American Heritage® Dictionary of the English Language, Fourth Edition
- n. One that roves; a wanderer.
- n. A crewed or uncrewed vehicle, used especially in exploring the terrain of a planet and its satellites.
- n. Sports A mark in archery selected by chance.
- n. A pirate.
- n. A pirate vessel.
Century Dictionary and Cyclopedia
- n. A robber, especially a sea-robber; a freebooter; a pirate; a forager.
- n. One who roves; a wanderer; one who rambles about, or goes at random from point to point.
- n. Hence A fickle or inconstant person.
- n. In archery: A person shooting at a mark with a longbow and arrow, or shooting merely for distance, the position of the archer being shifted with every shot, and not confined to a staked-out ground. The flight-arrow was used by the rover.
- n. An arrow used by a rover. See flight-arrow.
- n. An irregular or uncertain point to be aimed at; also, a mark at an uncertain or indefinite distance.
- n. In architecture, any member, as a molding, that follows the line of a curve.
- n. In croquet: A ball that has gone through all the hoops, and 330 only needs to strike the winning-stake to be out of the game.
- n. A player whose ball is in the above condition.
- n. To shoot at random, or without any particular aim.
- To shoot at rovers; shoot arrows at other marks than the butt; shoot for height or distance.
- n. archery, usually plural A randomly selected target.
- n. One who roves.
- n. A vehicle for exploring extraterrestrial bodies.
- n. Position in Australian Rules football, one of three of a team's followers, who follow the ball around the ground. Formerly a position for short players, rovers in professional leagues are frequently over 183 cm (6').
- n. A pirate or pirate ship.
GNU Webster's 1913
- n. One who practices robbery on the seas; a pirate.
- n. One who wanders about by sea or land; a wanderer; a rambler.
- n. Hence, a fickle, inconstant person.
- n. (Croquet) A ball which has passed through all the hoops and would go out if it hit the stake but is continued in play; also, the player of such a ball.
- n. Casual marks at uncertain distances.
- n. obsolete A sort of arrow.
- n. someone who leads a wandering unsettled life
- n. an adult member of the Boy Scouts movement
- From Middle Dutch, roven, to rob. Cognate with Danish and Norwegian røver ("robber, thief, highwayman, brigand"), Swedish rövare (Wiktionary)
- Middle English, from Middle Dutch or Middle Low German, robber, from roven, to rob; see reup- in Indo-European roots. (American Heritage® Dictionary of the English Language, Fourth Edition)
“Getting to name a rover is nice, and the person who submitted the name deserves congratulations, but let's face it, getting one kid to name a Mars rover is not a very efficient way to get that kid interested in science, and it sure isn't an efficient way to get lots of kids interested in science.”

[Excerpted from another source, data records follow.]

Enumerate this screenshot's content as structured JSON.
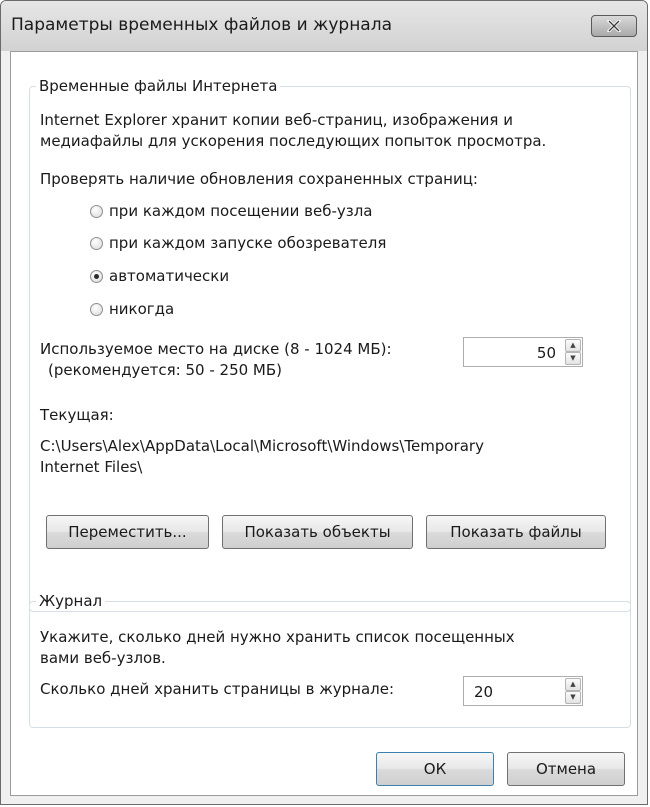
{
  "window": {
    "title": "Параметры временных файлов и журнала",
    "close_symbol": "✕"
  },
  "temp_files": {
    "legend": "Временные файлы Интернета",
    "desc_line1": "Internet Explorer хранит копии веб-страниц, изображения и",
    "desc_line2": "медиафайлы для ускорения последующих попыток просмотра.",
    "check_label": "Проверять наличие обновления сохраненных страниц:",
    "options": [
      {
        "label": "при каждом посещении веб-узла",
        "checked": false
      },
      {
        "label": "при каждом запуске обозревателя",
        "checked": false
      },
      {
        "label": "автоматически",
        "checked": true
      },
      {
        "label": "никогда",
        "checked": false
      }
    ],
    "disk_label_line1": "Используемое место на диске (8 - 1024 МБ):",
    "disk_label_line2": "(рекомендуется: 50 - 250 МБ)",
    "disk_value": "50",
    "current_label": "Текущая:",
    "current_path_line1": "C:\\Users\\Alex\\AppData\\Local\\Microsoft\\Windows\\Temporary",
    "current_path_line2": "Internet Files\\",
    "buttons": {
      "move": "Переместить...",
      "view_objects": "Показать объекты",
      "view_files": "Показать файлы"
    }
  },
  "history": {
    "legend": "Журнал",
    "desc_line1": "Укажите, сколько дней нужно хранить список посещенных",
    "desc_line2": "вами веб-узлов.",
    "days_label": "Сколько дней хранить страницы в журнале:",
    "days_value": "20"
  },
  "footer": {
    "ok": "ОК",
    "cancel": "Отмена"
  },
  "icons": {
    "spin_up": "▲",
    "spin_down": "▼"
  }
}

“Entrants should submit essays explaining why their suggested name for the rover is the right fit.”
“They may have never heard of Constellation or the ESAS or VSE or may even think that the rover is for Mars (that's where all rovers go, isn't it?).”
“If a rover is put on a planetary surface, once the pathfinder succeeds I'd probably go for a series of 5-10 copies in different locations (perhaps with minor upgrades and instrument switches).”
“The rover is not going to last forever, it has done one heck of a job.”
“The aging, nearly obsolete Mars rover is having more senior moments these days.”
“Stern, now a private consultant, argues that the new rover is too ambitious, with too many new technologies in play, making a cost overrun all but inevitable.”
“It's not my favorite name, but I don't really care what the rover is called (obviously as long as it isn't offensive).”
“Hey Doc, if you thing the shape of that rover is better than a cylinder, then maybe you need to go back to school.”
“Unless the new rover is going to fly around Mars in stead of rolling on the surface then what has to change.”
These user-created lists contain the word ‘rover’.
Apparently a group of pirates is called a "tango."
Kinds of thieves.
Words that appear in American novelist and poet Herman Melville's collected letters.
I used to sing this as a lullaby to my spawn—till said spawn grew big enough to understand the words, and asked me to sing something else.
Written by Eric Bogle, c. 1971.
everyday and sometimes not so everyday words that make me enjoy life more
Looking for tweets for rover.